As video editors, you should know what keyframes are. They’re the points in a clip that you use to mark where your animation, special effects, and movements start and end. Well, you can also use keyframes for your audio. In the past, you’d need to use the “Effect Control” panel, where you would create and adjust keyframes manually. However, with the latest updates for Premiere Pro, you can now do this directly onto the audio track in the timeline.
This will allow you to work on the waveform itself. So, you can see where you need to edit the audio. You no longer have to guess where to put the keyframe because it’ll sit directly on top of the track, in the timeline, and you’ll be able to control the volume as much as you need to without having to consult the “Audio Mixer” panel. Of course, you’d need to use the panel for other audio effects, but this feature is very convenient if you’re creating a simple volume change.
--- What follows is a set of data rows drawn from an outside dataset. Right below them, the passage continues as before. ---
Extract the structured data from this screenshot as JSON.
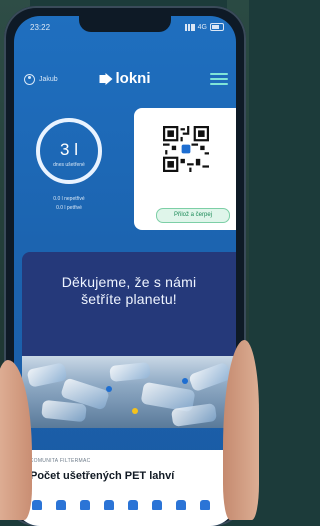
{
  "status_bar": {
    "time": "23:22",
    "network": "4G"
  },
  "nav": {
    "user_name": "Jakub",
    "logo_text": "lokni"
  },
  "counter": {
    "value": "3 l",
    "unit_label": "dnes ušetřené",
    "line1": "0.0 l nepetřivé",
    "line2": "0.0 l petřivé"
  },
  "qr_card": {
    "button_label": "Přilož a čerpej"
  },
  "banner": {
    "title_line1": "Děkujeme, že s námi",
    "title_line2": "šetříte planetu!"
  },
  "stats": {
    "community_label": "KOMUNITA FILTERMAC",
    "title": "Počet ušetřených PET lahví"
  },
  "colors": {
    "primary_blue": "#1f6fbf",
    "banner_navy": "#25397a",
    "accent_green": "#7dcfa6",
    "menu_teal": "#7fe5d8"
  }
}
3. Photoshop Snap/Ruler/Guides/Margins
If you’ve got a text, animation, or other types of special effects that you need to add on top of a clip, you may find it challenging to find the right position for them. After all, Premiere Pro doesn’t employ a ruler or a snipping tool, right? Wrong! Hidden in the corner of the “Program Monitor” panel is a plus (+) sign, and if you click on it, you’ll find loads of hidden features that aren’t added to your initial start-up menu.
There, you’ll find the “Margins”, “Ruler”, “Guide”, and “Snap” tools that work for every other Adobe product on the market, including Photoshop. So, no more squinting your eyes and tiny mouse movements or arrow clicks to get your text or effects layer in the perfect position. Instead, you can use these guide tools to snap that layer into place without needing to be careful with your mouse!
4. Create A Full-Screen Shortcut
Sometimes, while you’re editing your video, you’ll want to see a full-screen version of the project you’re working on. While double-tapping the “Program Monitor” can do the job, there’s a better way to do it. This is by creating a shortcut for a “Full Screen” view. You simply need to go to “Edit”, find the “Keyboard Shortcuts” option, and create a shortcut to “Toggle Full Screen”. Once you have that set, you can easily go back and forth, between your standard edit view, to a full-screen version of the project you’re working on.
This is a very handy tool, especially if you’re working on an edit that requires colour correction or trying to line up a mask to a specific key point. Or sometimes, your director/producer or client is in the room, and they’d like to see what you’ve done so far. Instead of forcing them to watch on a tiny “Program Monitor” panel, you can pull up the full-screen version of the video, and they can watch it uninterrupted.
5. Easy Label Colours
When you’re working on a long project, with lots of different clips, in lots of folders, it can be confusing which clips you’ve added to your timeline. Not to mention, Premiere Pro, by default, turns all label colors into blue or pink, depending on where on the timeline your clip is or how you added it into the timeline. Don’t worry. You can easily bypass this by creating your own labels for each type of clip you use.
The trick is to go into “File”, hit “Project Settings”, and tick the box that says, “Display the project item name and label color for all instances”. This will then allow you to manually change the label colors of your files in your “Project” panel, where all your files and folders are located. Simply right-click the clips you want to change the label colors for, et voila! Now you can tell which clips you’ve used and in which folder they are. It’s as easy as that! So, you don’t have to scroll through your timeline to find the clips you’re working on. You can find it with the color of its label.